A lot of the time, people become photographers because they like taking photos, they have a creative eye, and they think, “Saawweeeet, I can make money doing this?!”
I should know. I said and did the same thing.
I had no idea what I was in for, in terms of the business side of being a photographer.
And I was/am not alone.
This article from Digital Photography School, which is where I got the statistics on photographer failure rates, has some good information for people wanting to start photography businesses. Or for people floundering, and wanting to make it in the 15% who succeed after 3 years.
I have similar motives with this blog series that I have planned. I’m calling it Secrets of a MN Photographer.

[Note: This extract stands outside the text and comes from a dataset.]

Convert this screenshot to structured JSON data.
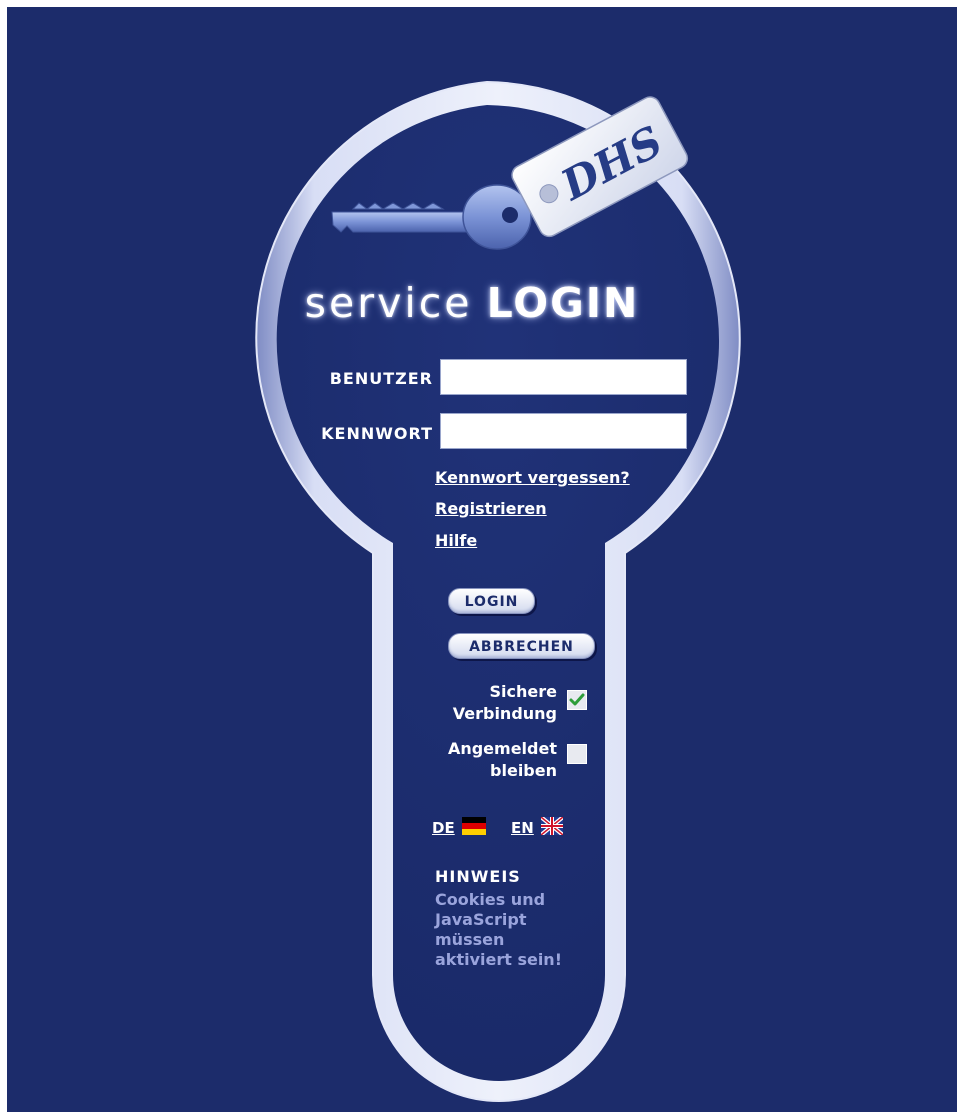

I have a lot that I’ve learned the hard way over the last 3.5 years as I’ve fought tooth and nail to be one of the 15% who have survived. I want to share the lessons I’ve learned and the things that I continue to struggle with. I want to share pieces of information that I’ve found helpful over the years as I’ve worked on building my business, in hopes that it can help others who are just starting or are fighting to be part of the 15% who make it three years as a photographer.
[Another photo from my first few months with my camera.]
I doubt any of the information I share will be unique to me. I mean, I won’t invent any new information for this series. You can probably find everything I plan to talk about somewhere online right now if you look. There are billions of sites with information on being a photographer and pitfalls to avoid as you start your business, and I’m going to be the 1 billion and 1st. If I can help one person avoid something that could make their business fail before they reach the 3 year mark, then this series will be a success.
Feel free to share the information in upcoming posts with your photographer friends, or with people you know who aspire to run a successful photography business. And I encourage feedback either via comments or emails. I want to hear from you as this series progresses.
I think it’s going to be fun! Tune in soon for the next installment in Secrets of a MN Photographer.